Task to carry out =
Copy the entries exactly. Leave nothing out and add nothing.

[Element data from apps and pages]
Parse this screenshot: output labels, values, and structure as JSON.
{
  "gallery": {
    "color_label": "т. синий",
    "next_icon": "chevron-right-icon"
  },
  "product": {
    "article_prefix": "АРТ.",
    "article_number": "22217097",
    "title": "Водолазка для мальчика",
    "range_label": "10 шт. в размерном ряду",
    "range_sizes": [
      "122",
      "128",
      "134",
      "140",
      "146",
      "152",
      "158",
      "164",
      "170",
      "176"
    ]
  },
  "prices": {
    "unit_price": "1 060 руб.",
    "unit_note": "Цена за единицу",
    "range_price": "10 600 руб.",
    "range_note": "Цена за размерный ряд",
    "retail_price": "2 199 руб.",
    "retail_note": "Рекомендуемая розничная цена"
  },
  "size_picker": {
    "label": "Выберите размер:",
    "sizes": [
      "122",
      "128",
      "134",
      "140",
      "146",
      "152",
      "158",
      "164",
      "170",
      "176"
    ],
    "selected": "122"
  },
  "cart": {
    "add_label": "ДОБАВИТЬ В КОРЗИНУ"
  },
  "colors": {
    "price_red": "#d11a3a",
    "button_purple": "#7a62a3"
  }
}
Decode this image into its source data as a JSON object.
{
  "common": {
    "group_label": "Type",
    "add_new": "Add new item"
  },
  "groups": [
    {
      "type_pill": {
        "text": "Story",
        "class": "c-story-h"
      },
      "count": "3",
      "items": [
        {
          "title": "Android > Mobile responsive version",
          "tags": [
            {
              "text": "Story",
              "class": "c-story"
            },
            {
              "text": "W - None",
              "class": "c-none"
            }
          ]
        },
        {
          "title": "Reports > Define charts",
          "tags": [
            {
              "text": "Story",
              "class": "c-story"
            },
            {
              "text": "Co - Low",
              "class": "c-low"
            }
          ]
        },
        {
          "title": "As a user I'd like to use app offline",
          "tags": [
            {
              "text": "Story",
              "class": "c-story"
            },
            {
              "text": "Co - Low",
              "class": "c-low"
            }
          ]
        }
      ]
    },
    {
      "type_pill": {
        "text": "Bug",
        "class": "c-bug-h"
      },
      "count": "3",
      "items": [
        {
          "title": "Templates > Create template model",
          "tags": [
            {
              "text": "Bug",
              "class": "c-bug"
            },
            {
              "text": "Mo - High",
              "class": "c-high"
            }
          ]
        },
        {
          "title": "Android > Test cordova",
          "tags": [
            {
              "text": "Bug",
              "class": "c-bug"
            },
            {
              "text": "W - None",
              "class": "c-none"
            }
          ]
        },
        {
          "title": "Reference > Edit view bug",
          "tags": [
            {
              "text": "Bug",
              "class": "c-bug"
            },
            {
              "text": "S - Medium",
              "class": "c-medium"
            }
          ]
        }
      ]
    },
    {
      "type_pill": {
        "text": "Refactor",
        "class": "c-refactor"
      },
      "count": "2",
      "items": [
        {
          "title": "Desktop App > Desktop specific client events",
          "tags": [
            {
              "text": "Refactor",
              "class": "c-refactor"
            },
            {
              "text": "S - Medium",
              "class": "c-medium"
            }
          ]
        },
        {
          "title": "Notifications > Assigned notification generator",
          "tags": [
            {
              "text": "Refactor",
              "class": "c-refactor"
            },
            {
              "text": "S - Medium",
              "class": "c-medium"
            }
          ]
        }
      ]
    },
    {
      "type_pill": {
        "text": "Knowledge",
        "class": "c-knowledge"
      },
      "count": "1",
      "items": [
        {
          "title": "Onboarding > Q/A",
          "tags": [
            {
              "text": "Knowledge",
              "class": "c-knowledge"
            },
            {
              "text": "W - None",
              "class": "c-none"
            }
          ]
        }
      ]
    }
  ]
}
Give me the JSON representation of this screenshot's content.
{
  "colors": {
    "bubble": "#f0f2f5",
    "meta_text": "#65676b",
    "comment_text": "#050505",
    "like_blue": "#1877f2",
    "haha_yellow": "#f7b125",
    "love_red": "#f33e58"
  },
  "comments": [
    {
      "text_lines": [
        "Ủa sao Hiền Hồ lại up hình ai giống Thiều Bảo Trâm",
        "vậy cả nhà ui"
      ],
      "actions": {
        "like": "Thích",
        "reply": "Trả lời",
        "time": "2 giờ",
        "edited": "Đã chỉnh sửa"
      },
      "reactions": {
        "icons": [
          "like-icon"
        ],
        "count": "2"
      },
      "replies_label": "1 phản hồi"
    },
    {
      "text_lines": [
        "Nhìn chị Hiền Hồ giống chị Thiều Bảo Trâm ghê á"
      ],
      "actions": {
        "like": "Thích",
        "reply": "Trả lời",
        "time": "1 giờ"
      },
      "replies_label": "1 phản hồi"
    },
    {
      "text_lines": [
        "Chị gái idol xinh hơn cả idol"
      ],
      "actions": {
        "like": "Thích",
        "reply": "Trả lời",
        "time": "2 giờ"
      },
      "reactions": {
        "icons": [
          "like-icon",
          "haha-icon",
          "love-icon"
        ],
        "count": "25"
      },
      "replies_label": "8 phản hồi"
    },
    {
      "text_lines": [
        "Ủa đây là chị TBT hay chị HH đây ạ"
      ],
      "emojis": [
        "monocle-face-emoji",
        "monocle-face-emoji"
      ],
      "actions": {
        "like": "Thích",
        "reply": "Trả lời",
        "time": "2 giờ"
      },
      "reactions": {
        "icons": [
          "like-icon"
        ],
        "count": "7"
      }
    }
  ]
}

Task result =
Parse this screenshot: output labels, values, and structure as JSON.
{
  "gallery": {
    "color_label": "т. синий",
    "next_icon": "chevron-right-icon"
  },
  "product": {
    "article_prefix": "АРТ.",
    "article_number": "22217097",
    "title": "Водолазка для мальчика",
    "range_label": "10 шт. в размерном ряду",
    "range_sizes": [
      "122",
      "128",
      "134",
      "140",
      "146",
      "152",
      "158",
      "164",
      "170",
      "176"
    ]
  },
  "prices": {
    "unit_price": "1 060 руб.",
    "unit_note": "Цена за единицу",
    "range_price": "10 600 руб.",
    "range_note": "Цена за размерный ряд",
    "retail_price": "2 199 руб.",
    "retail_note": "Рекомендуемая розничная цена"
  },
  "size_picker": {
    "label": "Выберите размер:",
    "sizes": [
      "122",
      "128",
      "134",
      "140",
      "146",
      "152",
      "158",
      "164",
      "170",
      "176"
    ],
    "selected": "122"
  },
  "cart": {
    "add_label": "ДОБАВИТЬ В КОРЗИНУ"
  },
  "colors": {
    "price_red": "#d11a3a",
    "button_purple": "#7a62a3"
  }
}
Decode this image into its source data as a JSON object.
{
  "common": {
    "group_label": "Type",
    "add_new": "Add new item"
  },
  "groups": [
    {
      "type_pill": {
        "text": "Story",
        "class": "c-story-h"
      },
      "count": "3",
      "items": [
        {
          "title": "Android > Mobile responsive version",
          "tags": [
            {
              "text": "Story",
              "class": "c-story"
            },
            {
              "text": "W - None",
              "class": "c-none"
            }
          ]
        },
        {
          "title": "Reports > Define charts",
          "tags": [
            {
              "text": "Story",
              "class": "c-story"
            },
            {
              "text": "Co - Low",
              "class": "c-low"
            }
          ]
        },
        {
          "title": "As a user I'd like to use app offline",
          "tags": [
            {
              "text": "Story",
              "class": "c-story"
            },
            {
              "text": "Co - Low",
              "class": "c-low"
            }
          ]
        }
      ]
    },
    {
      "type_pill": {
        "text": "Bug",
        "class": "c-bug-h"
      },
      "count": "3",
      "items": [
        {
          "title": "Templates > Create template model",
          "tags": [
            {
              "text": "Bug",
              "class": "c-bug"
            },
            {
              "text": "Mo - High",
              "class": "c-high"
            }
          ]
        },
        {
          "title": "Android > Test cordova",
          "tags": [
            {
              "text": "Bug",
              "class": "c-bug"
            },
            {
              "text": "W - None",
              "class": "c-none"
            }
          ]
        },
        {
          "title": "Reference > Edit view bug",
          "tags": [
            {
              "text": "Bug",
              "class": "c-bug"
            },
            {
              "text": "S - Medium",
              "class": "c-medium"
            }
          ]
        }
      ]
    },
    {
      "type_pill": {
        "text": "Refactor",
        "class": "c-refactor"
      },
      "count": "2",
      "items": [
        {
          "title": "Desktop App > Desktop specific client events",
          "tags": [
            {
              "text": "Refactor",
              "class": "c-refactor"
            },
            {
              "text": "S - Medium",
              "class": "c-medium"
            }
          ]
        },
        {
          "title": "Notifications > Assigned notification generator",
          "tags": [
            {
              "text": "Refactor",
              "class": "c-refactor"
            },
            {
              "text": "S - Medium",
              "class": "c-medium"
            }
          ]
        }
      ]
    },
    {
      "type_pill": {
        "text": "Knowledge",
        "class": "c-knowledge"
      },
      "count": "1",
      "items": [
        {
          "title": "Onboarding > Q/A",
          "tags": [
            {
              "text": "Knowledge",
              "class": "c-knowledge"
            },
            {
              "text": "W - None",
              "class": "c-none"
            }
          ]
        }
      ]
    }
  ]
}
Give me the JSON representation of this screenshot's content.
{
  "colors": {
    "bubble": "#f0f2f5",
    "meta_text": "#65676b",
    "comment_text": "#050505",
    "like_blue": "#1877f2",
    "haha_yellow": "#f7b125",
    "love_red": "#f33e58"
  },
  "comments": [
    {
      "text_lines": [
        "Ủa sao Hiền Hồ lại up hình ai giống Thiều Bảo Trâm",
        "vậy cả nhà ui"
      ],
      "actions": {
        "like": "Thích",
        "reply": "Trả lời",
        "time": "2 giờ",
        "edited": "Đã chỉnh sửa"
      },
      "reactions": {
        "icons": [
          "like-icon"
        ],
        "count": "2"
      },
      "replies_label": "1 phản hồi"
    },
    {
      "text_lines": [
        "Nhìn chị Hiền Hồ giống chị Thiều Bảo Trâm ghê á"
      ],
      "actions": {
        "like": "Thích",
        "reply": "Trả lời",
        "time": "1 giờ"
      },
      "replies_label": "1 phản hồi"
    },
    {
      "text_lines": [
        "Chị gái idol xinh hơn cả idol"
      ],
      "actions": {
        "like": "Thích",
        "reply": "Trả lời",
        "time": "2 giờ"
      },
      "reactions": {
        "icons": [
          "like-icon",
          "haha-icon",
          "love-icon"
        ],
        "count": "25"
      },
      "replies_label": "8 phản hồi"
    },
    {
      "text_lines": [
        "Ủa đây là chị TBT hay chị HH đây ạ"
      ],
      "emojis": [
        "monocle-face-emoji",
        "monocle-face-emoji"
      ],
      "actions": {
        "like": "Thích",
        "reply": "Trả lời",
        "time": "2 giờ"
      },
      "reactions": {
        "icons": [
          "like-icon"
        ],
        "count": "7"
      }
    }
  ]
}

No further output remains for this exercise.